How regular do mechanisms need to be, in order to count as mechanisms? This paper addresses two arguments for dropping the requirement of regularity from the definition of a mechanism, one motivated by examples from the sciences and the other motivated by metaphysical considerations regarding causation. I defend a broadened regularity requirement on mechanisms that takes the form of a taxonomy of kinds of regularity that mechanisms may exhibit. This taxonomy allows precise explication of the degree and location of regular (...) operation within a mechanism, and highlights the role that various kinds of regularity play in scientific explanation. I defend this regularity requirement in terms of regularity’s role in individuating mechanisms against a background of other causal processes, and by prioritizing mechanisms’ ability to serve as a model of scientific explanation, rather than as a metaphysical account of causation.

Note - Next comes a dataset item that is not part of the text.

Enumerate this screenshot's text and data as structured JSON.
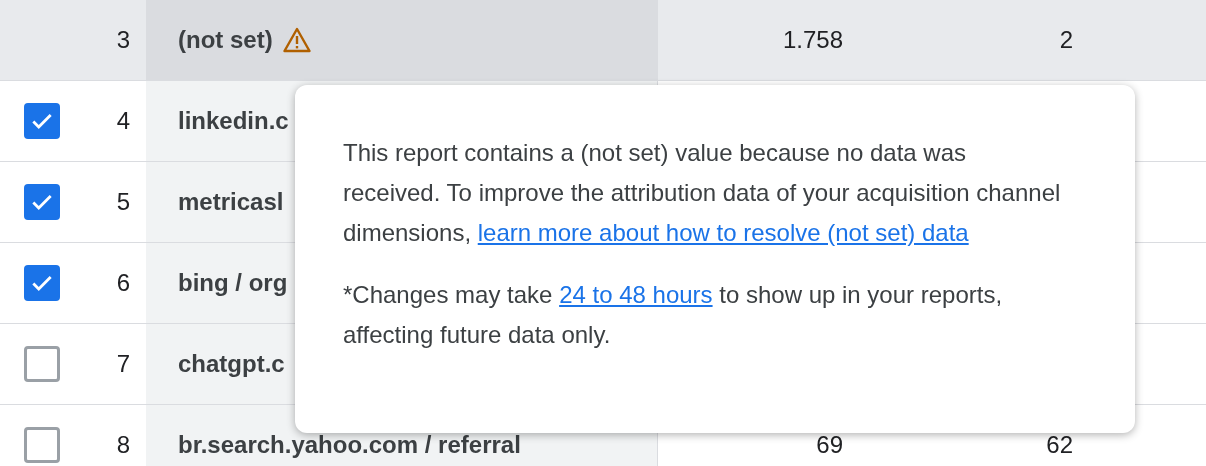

It is because mechanisms are regular, in the expanded sense described here, that they are capable of supporting the kinds of generalizations that figure prominently in scientific explanations. (shrink)
In this field guide, I distinguish five separate senses with which the term ‘mechanism’ is used in contemporary philosophy of science. Many of these senses have overlapping areas of application but involve distinct philosophical claims and characterize the target mechanisms in relevantly different ways. This field guide will clarify the key features of each sense and introduce some main debates, distinguishing those that transpire within a given sense from those that are best understood as concerning two distinct senses. The ‘new (...) mechanisms’ sense is the primary sense from which other senses will be distinguished. In part II of this field guide, I consider three further senses of the term that are ontologically ‘flat’ or at least not explicitly hierarchical in character: equations in structural equation models of causation, causal-physical processes, and information-theoretic constraints on states available to systems. After characterizing each sense, I clarify its ontological commitments, its methodological implications, how it figures in explanations, its implications for reduction, and the key manners in which it differs from other senses of mechanism. I conclude that there is no substantive core meaning shared by all senses, and that debates in contemporary philosophy of science can benefit from clarification regarding precisely which sense of mechanism is at stake. (shrink)